It’s no small task to reimagine the iconic animated villain Ursulal from Disney’s The Little Mermaid, but comedian and actress Melissa McCarthy has managed to smash it in the live-action remake of the 1989 classic.
Speaking exclusively with Etalk, the Bridesmaids star revealed that not only did she base her look and approach to Ursula on drag queens, she also gushed about drag’s cultural relevance.
“We’ve been telling stories since the beginning of time, drag has been a part of that,” she said. “It’s Shakepearean, there’s never not been drag.”
She continued emphatically, “To have a microscope and the hate coming towards it is really unbelievable. Certainly anyone who doesn’t like it has never been to a great drag brunch!”
The Can You Ever Forgive Me? star went on to explain how drag served to inform her career and her approach to comedy.
“I have been a fan, a big fan of drag since I was in my teens and first saw it. The humour, the dedication to how much work goes into a drag show and to a persona … It’s so clever, it’s so heady, it’s so irreverent, you’re the butt of the joke and you’re telling the jokes!”
“It’s a fantastic art form that I can't recommend enough how much we need it,” she added. “And if you haven’t seen it, do yourself a favour because I’ll tell you what: Drag is NOT THE PROBLEM.”
Her comments come at a time when drag bans are sweeping the United States, especially in Montana, Tennessee and Florida, where drag shows have been banned to anyone under the age of 18, and curiously labeled as “sexually oriented” performances. Montana has also banned drag readings to children, citing the need to protect children. However these states have not introduced legislation to restrict gun ownership to protect children, as school shootings are the number one killer of American children, per CNN.
This isn’t the first time Melissa has tipped her hat to drag performers for inspiration. On The Little Mermaid red carpet, Melissa gushed that she’s been “stealing from drag queens for years,” and that there’s “something about Ursula” that hits the drag note, like her makeup, her vulnerability, her acerbic wit, and her bite. “I think that’s what drag does so well.”
Speaking of makeup, Disney and Melissa have shared on social media how the drag-inspired makeup of Ursula (based off of drag performer Divine, per TIME), came to be and how it evolved. This is a transformation!
"I have always been, since my teens, a huge fan of drag," she also told Out Magazine. "I think it's an unbelievable art form, and I couldn't separate that from Ursula."
This isn’t the first time Melissa has revealed her undying devotion to drag. In a 2017 Rolling Stone cover story, she revealed that during her struggling actor days in the 90s while living in Hell’s Kitchen, she donned full drag on stage. “It was me there with my lovely gay guy friends and I was dressed like a big old drag queen. I went by Miss Y,” she told the outlet.
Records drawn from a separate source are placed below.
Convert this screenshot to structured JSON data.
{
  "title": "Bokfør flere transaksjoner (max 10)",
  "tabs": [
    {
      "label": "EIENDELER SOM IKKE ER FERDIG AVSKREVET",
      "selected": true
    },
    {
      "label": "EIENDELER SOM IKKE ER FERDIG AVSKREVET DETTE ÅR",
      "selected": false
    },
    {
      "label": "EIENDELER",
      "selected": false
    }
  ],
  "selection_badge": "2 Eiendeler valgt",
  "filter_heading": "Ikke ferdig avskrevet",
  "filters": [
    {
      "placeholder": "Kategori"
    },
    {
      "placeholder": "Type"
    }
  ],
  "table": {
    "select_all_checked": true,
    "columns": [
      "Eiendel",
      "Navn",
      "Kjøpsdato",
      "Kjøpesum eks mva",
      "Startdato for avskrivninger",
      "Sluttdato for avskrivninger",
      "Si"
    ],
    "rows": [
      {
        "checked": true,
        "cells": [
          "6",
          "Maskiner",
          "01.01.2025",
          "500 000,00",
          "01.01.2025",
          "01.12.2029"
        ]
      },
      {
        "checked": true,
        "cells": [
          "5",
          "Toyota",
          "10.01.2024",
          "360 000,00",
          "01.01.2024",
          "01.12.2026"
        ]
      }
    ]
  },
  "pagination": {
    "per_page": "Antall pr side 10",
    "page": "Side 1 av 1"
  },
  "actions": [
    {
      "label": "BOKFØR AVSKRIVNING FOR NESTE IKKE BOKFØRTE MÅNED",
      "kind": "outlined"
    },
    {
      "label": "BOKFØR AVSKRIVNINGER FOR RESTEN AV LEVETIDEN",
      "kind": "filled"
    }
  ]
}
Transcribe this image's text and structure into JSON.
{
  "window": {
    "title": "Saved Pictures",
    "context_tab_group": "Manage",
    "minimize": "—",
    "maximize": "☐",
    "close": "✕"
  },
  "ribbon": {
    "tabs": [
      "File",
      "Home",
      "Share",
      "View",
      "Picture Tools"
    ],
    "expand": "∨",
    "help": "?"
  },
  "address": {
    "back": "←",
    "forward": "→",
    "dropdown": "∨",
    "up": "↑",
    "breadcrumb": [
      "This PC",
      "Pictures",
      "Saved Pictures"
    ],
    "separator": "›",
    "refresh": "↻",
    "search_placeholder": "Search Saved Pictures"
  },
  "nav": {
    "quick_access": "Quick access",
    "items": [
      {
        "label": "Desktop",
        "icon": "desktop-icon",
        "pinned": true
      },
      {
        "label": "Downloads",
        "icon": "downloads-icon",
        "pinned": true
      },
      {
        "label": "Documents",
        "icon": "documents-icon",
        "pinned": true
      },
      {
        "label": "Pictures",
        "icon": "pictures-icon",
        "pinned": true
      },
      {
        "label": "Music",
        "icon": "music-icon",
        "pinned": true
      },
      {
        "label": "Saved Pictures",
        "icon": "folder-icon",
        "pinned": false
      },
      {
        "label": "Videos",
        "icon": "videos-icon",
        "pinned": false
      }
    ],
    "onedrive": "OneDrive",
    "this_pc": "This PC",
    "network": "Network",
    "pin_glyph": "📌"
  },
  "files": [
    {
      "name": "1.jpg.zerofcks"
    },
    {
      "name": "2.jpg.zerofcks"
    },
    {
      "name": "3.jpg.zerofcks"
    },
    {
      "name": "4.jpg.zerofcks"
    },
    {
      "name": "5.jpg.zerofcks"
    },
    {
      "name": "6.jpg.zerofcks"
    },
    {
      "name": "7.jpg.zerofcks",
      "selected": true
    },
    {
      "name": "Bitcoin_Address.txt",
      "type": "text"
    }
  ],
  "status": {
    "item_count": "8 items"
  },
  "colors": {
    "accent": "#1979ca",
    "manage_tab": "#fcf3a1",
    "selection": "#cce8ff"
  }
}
“I had a gold lamé swing coat on, a huge wig, big eyelashes. I talked about being incredibly wealthy and beautiful and living extravagantly, and the first night worked great. It was such a happy, good feeling, and it gave me such confidence.”
'The Little Mermaid' is in cinemas now.